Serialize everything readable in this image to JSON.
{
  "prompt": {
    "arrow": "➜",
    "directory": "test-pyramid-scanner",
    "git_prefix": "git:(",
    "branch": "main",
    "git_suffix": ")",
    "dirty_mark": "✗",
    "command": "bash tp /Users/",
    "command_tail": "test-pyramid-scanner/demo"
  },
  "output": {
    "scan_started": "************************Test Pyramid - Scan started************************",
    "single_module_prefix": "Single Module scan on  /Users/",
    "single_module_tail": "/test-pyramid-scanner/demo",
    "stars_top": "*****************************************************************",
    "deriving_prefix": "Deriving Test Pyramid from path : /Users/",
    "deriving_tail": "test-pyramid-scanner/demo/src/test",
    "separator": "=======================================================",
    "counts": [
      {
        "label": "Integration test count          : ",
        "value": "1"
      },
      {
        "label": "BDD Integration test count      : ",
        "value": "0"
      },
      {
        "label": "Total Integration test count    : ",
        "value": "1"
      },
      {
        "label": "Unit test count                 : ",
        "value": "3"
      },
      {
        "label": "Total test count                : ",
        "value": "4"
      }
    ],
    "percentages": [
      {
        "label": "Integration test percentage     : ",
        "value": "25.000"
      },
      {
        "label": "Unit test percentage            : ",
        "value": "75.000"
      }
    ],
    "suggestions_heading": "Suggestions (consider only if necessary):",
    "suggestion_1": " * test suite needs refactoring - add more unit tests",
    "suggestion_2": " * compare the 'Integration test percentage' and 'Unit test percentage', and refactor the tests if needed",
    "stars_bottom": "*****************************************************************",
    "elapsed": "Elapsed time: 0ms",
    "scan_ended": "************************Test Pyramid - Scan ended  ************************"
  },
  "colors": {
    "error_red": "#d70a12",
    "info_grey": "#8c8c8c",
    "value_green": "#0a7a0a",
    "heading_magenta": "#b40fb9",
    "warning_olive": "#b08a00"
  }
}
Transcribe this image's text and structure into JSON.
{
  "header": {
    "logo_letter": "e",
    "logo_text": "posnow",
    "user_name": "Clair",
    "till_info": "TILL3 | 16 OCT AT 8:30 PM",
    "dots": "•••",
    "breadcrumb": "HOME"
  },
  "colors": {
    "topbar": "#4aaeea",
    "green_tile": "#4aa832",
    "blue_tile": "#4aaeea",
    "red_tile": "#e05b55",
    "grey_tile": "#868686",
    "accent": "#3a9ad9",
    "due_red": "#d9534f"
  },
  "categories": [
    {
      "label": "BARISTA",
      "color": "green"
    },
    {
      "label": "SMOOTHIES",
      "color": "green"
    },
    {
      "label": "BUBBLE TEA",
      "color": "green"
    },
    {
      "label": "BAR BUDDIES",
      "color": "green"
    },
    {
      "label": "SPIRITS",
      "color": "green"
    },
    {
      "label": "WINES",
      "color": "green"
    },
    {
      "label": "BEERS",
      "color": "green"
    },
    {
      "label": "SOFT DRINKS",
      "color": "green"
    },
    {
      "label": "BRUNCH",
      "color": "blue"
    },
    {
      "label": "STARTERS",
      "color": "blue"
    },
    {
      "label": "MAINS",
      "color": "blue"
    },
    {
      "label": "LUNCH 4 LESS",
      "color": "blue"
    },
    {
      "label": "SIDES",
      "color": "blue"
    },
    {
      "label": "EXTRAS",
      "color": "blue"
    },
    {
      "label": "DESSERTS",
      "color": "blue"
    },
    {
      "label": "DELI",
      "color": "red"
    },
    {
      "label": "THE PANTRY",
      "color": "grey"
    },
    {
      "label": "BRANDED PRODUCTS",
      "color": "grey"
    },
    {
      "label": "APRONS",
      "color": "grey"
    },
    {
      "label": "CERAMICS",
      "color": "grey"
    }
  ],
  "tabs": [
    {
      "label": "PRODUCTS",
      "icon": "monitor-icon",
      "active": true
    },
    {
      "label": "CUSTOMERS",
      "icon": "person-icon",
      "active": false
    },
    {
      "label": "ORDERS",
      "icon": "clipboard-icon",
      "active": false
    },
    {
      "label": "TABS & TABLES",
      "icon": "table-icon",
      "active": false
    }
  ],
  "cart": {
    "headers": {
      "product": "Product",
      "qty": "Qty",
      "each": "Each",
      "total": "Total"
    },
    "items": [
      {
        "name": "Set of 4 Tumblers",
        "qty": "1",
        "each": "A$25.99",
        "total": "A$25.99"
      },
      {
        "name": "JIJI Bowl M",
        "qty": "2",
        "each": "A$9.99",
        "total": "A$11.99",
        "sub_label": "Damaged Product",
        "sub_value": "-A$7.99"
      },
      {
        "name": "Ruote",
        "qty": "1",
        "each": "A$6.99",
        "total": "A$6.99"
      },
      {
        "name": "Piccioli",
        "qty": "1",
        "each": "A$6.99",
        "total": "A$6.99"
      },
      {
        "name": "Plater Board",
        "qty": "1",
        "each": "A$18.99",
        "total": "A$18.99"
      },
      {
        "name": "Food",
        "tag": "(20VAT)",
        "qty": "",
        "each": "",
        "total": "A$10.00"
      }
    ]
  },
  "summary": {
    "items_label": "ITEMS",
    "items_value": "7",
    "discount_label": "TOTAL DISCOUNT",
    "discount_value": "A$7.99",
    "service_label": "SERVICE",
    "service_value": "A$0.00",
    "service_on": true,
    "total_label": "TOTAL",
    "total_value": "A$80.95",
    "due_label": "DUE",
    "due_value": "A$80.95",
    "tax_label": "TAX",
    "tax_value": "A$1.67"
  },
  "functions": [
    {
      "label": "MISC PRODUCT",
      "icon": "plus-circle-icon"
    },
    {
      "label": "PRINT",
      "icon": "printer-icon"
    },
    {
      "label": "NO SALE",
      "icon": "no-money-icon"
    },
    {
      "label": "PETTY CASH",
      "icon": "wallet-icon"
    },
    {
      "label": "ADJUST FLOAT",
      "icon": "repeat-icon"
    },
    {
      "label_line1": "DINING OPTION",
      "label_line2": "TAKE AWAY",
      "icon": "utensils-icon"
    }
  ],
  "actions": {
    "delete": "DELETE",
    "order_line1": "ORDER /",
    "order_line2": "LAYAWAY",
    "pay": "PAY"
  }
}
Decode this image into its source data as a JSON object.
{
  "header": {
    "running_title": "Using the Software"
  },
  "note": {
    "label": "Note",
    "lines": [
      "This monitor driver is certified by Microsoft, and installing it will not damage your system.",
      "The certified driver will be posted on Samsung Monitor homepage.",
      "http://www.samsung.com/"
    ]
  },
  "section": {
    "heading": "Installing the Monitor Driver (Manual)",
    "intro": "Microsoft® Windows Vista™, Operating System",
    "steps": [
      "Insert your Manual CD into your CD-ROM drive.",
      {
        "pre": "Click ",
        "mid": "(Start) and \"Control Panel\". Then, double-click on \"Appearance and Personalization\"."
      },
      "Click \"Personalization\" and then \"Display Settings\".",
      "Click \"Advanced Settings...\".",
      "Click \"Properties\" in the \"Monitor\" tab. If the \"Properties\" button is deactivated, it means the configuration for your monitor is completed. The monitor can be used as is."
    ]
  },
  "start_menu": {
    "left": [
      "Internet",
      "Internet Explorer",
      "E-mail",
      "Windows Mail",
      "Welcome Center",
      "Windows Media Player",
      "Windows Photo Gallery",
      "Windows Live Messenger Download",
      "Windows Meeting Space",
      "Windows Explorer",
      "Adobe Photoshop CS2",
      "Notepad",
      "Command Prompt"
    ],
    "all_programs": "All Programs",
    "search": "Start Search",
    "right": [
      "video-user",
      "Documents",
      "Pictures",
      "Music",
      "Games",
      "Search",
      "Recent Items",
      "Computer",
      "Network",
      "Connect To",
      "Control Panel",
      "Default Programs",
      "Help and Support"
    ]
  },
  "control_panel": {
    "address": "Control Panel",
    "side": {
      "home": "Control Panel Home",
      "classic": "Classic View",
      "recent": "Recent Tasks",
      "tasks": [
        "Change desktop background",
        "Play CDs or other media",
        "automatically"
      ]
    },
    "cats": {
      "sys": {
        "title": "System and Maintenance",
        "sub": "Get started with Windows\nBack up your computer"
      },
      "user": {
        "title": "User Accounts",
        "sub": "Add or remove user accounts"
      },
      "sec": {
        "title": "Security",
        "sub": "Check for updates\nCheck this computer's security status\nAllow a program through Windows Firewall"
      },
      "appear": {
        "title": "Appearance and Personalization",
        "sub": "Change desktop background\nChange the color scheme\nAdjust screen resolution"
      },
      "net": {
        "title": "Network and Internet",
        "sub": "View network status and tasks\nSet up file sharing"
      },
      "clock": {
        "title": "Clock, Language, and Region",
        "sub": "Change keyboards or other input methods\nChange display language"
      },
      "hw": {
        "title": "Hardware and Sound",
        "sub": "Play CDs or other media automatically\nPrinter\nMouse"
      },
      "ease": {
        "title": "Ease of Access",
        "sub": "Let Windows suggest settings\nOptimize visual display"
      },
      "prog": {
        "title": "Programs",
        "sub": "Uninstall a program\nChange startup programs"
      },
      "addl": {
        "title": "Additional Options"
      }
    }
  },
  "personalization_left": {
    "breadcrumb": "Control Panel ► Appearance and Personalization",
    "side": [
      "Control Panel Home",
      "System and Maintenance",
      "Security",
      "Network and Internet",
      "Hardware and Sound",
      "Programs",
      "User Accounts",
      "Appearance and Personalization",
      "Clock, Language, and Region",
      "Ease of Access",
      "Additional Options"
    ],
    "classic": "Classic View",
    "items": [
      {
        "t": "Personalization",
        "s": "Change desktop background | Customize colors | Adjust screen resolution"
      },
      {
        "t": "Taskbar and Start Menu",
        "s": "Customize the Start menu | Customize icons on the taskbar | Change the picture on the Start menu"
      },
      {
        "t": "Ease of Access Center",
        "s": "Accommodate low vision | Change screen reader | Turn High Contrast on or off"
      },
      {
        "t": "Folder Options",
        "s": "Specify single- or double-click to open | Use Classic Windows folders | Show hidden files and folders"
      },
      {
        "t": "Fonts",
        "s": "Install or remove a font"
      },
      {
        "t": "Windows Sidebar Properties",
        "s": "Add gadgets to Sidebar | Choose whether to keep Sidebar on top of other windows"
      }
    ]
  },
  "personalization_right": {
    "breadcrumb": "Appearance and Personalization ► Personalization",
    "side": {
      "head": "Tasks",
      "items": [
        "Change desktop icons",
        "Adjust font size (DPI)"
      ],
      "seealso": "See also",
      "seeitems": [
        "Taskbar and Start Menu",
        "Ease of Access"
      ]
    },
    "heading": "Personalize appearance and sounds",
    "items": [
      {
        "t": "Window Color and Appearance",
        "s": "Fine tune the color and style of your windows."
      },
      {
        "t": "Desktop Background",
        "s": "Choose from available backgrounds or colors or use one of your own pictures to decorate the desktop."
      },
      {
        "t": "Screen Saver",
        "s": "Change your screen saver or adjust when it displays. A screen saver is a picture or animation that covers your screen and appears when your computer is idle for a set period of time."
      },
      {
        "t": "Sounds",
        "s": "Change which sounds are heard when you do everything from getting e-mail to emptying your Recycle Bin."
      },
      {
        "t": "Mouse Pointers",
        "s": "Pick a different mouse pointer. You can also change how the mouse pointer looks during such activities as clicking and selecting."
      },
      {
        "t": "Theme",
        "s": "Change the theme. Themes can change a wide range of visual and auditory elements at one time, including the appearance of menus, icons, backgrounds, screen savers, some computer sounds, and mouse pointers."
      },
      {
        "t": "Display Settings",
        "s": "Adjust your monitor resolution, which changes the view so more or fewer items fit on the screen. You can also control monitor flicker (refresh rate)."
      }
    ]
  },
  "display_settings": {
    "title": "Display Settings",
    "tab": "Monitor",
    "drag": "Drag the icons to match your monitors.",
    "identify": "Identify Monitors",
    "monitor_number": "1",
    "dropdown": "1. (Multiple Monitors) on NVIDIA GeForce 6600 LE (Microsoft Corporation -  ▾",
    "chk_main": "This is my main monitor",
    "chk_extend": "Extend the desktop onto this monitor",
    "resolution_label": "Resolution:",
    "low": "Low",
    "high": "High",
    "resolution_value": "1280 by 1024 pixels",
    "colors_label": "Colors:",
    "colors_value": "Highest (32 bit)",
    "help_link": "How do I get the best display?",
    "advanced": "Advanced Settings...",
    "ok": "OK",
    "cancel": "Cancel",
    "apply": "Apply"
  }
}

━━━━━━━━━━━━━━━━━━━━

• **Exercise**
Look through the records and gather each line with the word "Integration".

• **Reply**
        "label": "Integration test count          : ",
        "label": "BDD Integration test count      : ",
        "label": "Total Integration test count    : ",
        "label": "Integration test percentage     : ",
    "suggestion_2": " * compare the 'Integration test percentage' and 'Unit test percentage', and refactor the tests if needed",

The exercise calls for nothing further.